--- EXERCISE MATERIALS Enclosed Below ---
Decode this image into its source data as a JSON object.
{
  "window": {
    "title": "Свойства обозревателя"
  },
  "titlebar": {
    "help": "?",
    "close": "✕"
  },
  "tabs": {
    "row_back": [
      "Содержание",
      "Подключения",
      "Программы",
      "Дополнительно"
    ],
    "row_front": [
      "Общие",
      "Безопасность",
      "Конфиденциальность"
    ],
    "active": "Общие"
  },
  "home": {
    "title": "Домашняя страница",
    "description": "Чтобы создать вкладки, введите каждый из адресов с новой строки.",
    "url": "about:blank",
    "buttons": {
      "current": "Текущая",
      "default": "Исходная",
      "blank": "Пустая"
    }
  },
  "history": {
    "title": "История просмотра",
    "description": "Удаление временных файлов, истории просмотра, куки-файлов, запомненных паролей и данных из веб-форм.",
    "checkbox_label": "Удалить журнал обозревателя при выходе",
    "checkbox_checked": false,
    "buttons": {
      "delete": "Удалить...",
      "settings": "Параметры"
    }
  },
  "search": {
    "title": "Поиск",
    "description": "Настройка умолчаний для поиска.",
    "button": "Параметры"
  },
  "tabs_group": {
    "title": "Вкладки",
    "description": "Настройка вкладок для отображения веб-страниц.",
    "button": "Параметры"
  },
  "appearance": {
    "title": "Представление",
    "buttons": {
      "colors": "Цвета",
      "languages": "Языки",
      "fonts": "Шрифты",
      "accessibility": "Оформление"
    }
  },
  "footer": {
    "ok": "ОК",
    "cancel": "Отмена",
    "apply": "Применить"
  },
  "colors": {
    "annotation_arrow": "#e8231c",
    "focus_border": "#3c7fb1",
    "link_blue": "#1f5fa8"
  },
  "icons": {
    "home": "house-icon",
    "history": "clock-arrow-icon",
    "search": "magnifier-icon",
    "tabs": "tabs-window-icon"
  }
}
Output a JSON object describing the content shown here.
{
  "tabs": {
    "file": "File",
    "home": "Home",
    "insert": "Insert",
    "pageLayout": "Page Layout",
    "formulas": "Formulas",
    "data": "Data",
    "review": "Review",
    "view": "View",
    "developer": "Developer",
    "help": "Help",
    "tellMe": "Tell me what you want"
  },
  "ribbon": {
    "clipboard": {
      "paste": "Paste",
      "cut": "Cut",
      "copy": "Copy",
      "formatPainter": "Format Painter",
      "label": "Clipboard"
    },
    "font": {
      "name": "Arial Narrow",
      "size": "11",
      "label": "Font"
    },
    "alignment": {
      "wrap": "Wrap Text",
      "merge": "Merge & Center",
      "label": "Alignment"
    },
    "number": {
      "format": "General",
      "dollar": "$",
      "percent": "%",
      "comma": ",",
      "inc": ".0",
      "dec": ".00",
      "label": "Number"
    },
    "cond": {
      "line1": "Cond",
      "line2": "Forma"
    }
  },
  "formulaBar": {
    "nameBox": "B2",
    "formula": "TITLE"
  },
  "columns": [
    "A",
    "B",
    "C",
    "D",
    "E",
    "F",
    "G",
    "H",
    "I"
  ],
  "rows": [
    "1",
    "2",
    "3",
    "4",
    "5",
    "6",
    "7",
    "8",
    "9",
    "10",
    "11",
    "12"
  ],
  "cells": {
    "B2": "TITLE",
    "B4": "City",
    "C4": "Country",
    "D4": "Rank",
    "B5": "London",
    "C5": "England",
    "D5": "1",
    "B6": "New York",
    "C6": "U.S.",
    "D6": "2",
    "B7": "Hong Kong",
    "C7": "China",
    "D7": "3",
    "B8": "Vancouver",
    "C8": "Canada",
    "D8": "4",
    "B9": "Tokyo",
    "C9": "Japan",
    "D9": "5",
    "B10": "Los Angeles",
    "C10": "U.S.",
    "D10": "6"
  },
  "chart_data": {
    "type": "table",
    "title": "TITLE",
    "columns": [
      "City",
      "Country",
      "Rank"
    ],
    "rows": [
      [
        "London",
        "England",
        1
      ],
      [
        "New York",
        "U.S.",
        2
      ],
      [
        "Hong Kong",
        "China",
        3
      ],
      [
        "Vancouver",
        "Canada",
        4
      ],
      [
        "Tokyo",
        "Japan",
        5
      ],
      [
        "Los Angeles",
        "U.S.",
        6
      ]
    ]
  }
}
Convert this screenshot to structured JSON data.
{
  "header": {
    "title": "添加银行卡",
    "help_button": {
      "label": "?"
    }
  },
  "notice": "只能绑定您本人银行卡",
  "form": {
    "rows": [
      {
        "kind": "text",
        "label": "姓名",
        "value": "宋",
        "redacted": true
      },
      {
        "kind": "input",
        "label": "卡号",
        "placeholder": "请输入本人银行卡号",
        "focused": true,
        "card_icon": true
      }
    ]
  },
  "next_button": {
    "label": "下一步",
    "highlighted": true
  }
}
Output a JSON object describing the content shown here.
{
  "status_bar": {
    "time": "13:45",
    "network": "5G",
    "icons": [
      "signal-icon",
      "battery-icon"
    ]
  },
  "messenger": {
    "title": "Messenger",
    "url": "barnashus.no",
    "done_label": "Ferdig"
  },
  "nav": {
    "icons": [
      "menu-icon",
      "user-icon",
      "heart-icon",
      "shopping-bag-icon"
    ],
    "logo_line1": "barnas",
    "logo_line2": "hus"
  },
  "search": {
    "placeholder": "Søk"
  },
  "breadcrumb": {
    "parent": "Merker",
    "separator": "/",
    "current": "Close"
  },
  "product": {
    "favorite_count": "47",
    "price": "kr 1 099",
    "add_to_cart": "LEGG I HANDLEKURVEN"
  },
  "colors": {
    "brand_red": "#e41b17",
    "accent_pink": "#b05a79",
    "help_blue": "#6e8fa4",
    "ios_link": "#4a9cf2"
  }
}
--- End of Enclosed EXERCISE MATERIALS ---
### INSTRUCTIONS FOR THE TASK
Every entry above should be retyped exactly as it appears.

### RESPONSE TO THE EXERCISE
Decode this image into its source data as a JSON object.
{
  "window": {
    "title": "Свойства обозревателя"
  },
  "titlebar": {
    "help": "?",
    "close": "✕"
  },
  "tabs": {
    "row_back": [
      "Содержание",
      "Подключения",
      "Программы",
      "Дополнительно"
    ],
    "row_front": [
      "Общие",
      "Безопасность",
      "Конфиденциальность"
    ],
    "active": "Общие"
  },
  "home": {
    "title": "Домашняя страница",
    "description": "Чтобы создать вкладки, введите каждый из адресов с новой строки.",
    "url": "about:blank",
    "buttons": {
      "current": "Текущая",
      "default": "Исходная",
      "blank": "Пустая"
    }
  },
  "history": {
    "title": "История просмотра",
    "description": "Удаление временных файлов, истории просмотра, куки-файлов, запомненных паролей и данных из веб-форм.",
    "checkbox_label": "Удалить журнал обозревателя при выходе",
    "checkbox_checked": false,
    "buttons": {
      "delete": "Удалить...",
      "settings": "Параметры"
    }
  },
  "search": {
    "title": "Поиск",
    "description": "Настройка умолчаний для поиска.",
    "button": "Параметры"
  },
  "tabs_group": {
    "title": "Вкладки",
    "description": "Настройка вкладок для отображения веб-страниц.",
    "button": "Параметры"
  },
  "appearance": {
    "title": "Представление",
    "buttons": {
      "colors": "Цвета",
      "languages": "Языки",
      "fonts": "Шрифты",
      "accessibility": "Оформление"
    }
  },
  "footer": {
    "ok": "ОК",
    "cancel": "Отмена",
    "apply": "Применить"
  },
  "colors": {
    "annotation_arrow": "#e8231c",
    "focus_border": "#3c7fb1",
    "link_blue": "#1f5fa8"
  },
  "icons": {
    "home": "house-icon",
    "history": "clock-arrow-icon",
    "search": "magnifier-icon",
    "tabs": "tabs-window-icon"
  }
}
Output a JSON object describing the content shown here.
{
  "tabs": {
    "file": "File",
    "home": "Home",
    "insert": "Insert",
    "pageLayout": "Page Layout",
    "formulas": "Formulas",
    "data": "Data",
    "review": "Review",
    "view": "View",
    "developer": "Developer",
    "help": "Help",
    "tellMe": "Tell me what you want"
  },
  "ribbon": {
    "clipboard": {
      "paste": "Paste",
      "cut": "Cut",
      "copy": "Copy",
      "formatPainter": "Format Painter",
      "label": "Clipboard"
    },
    "font": {
      "name": "Arial Narrow",
      "size": "11",
      "label": "Font"
    },
    "alignment": {
      "wrap": "Wrap Text",
      "merge": "Merge & Center",
      "label": "Alignment"
    },
    "number": {
      "format": "General",
      "dollar": "$",
      "percent": "%",
      "comma": ",",
      "inc": ".0",
      "dec": ".00",
      "label": "Number"
    },
    "cond": {
      "line1": "Cond",
      "line2": "Forma"
    }
  },
  "formulaBar": {
    "nameBox": "B2",
    "formula": "TITLE"
  },
  "columns": [
    "A",
    "B",
    "C",
    "D",
    "E",
    "F",
    "G",
    "H",
    "I"
  ],
  "rows": [
    "1",
    "2",
    "3",
    "4",
    "5",
    "6",
    "7",
    "8",
    "9",
    "10",
    "11",
    "12"
  ],
  "cells": {
    "B2": "TITLE",
    "B4": "City",
    "C4": "Country",
    "D4": "Rank",
    "B5": "London",
    "C5": "England",
    "D5": "1",
    "B6": "New York",
    "C6": "U.S.",
    "D6": "2",
    "B7": "Hong Kong",
    "C7": "China",
    "D7": "3",
    "B8": "Vancouver",
    "C8": "Canada",
    "D8": "4",
    "B9": "Tokyo",
    "C9": "Japan",
    "D9": "5",
    "B10": "Los Angeles",
    "C10": "U.S.",
    "D10": "6"
  },
  "chart_data": {
    "type": "table",
    "title": "TITLE",
    "columns": [
      "City",
      "Country",
      "Rank"
    ],
    "rows": [
      [
        "London",
        "England",
        1
      ],
      [
        "New York",
        "U.S.",
        2
      ],
      [
        "Hong Kong",
        "China",
        3
      ],
      [
        "Vancouver",
        "Canada",
        4
      ],
      [
        "Tokyo",
        "Japan",
        5
      ],
      [
        "Los Angeles",
        "U.S.",
        6
      ]
    ]
  }
}
Convert this screenshot to structured JSON data.
{
  "header": {
    "title": "添加银行卡",
    "help_button": {
      "label": "?"
    }
  },
  "notice": "只能绑定您本人银行卡",
  "form": {
    "rows": [
      {
        "kind": "text",
        "label": "姓名",
        "value": "宋",
        "redacted": true
      },
      {
        "kind": "input",
        "label": "卡号",
        "placeholder": "请输入本人银行卡号",
        "focused": true,
        "card_icon": true
      }
    ]
  },
  "next_button": {
    "label": "下一步",
    "highlighted": true
  }
}
Output a JSON object describing the content shown here.
{
  "status_bar": {
    "time": "13:45",
    "network": "5G",
    "icons": [
      "signal-icon",
      "battery-icon"
    ]
  },
  "messenger": {
    "title": "Messenger",
    "url": "barnashus.no",
    "done_label": "Ferdig"
  },
  "nav": {
    "icons": [
      "menu-icon",
      "user-icon",
      "heart-icon",
      "shopping-bag-icon"
    ],
    "logo_line1": "barnas",
    "logo_line2": "hus"
  },
  "search": {
    "placeholder": "Søk"
  },
  "breadcrumb": {
    "parent": "Merker",
    "separator": "/",
    "current": "Close"
  },
  "product": {
    "favorite_count": "47",
    "price": "kr 1 099",
    "add_to_cart": "LEGG I HANDLEKURVEN"
  },
  "colors": {
    "brand_red": "#e41b17",
    "accent_pink": "#b05a79",
    "help_blue": "#6e8fa4",
    "ios_link": "#4a9cf2"
  }
}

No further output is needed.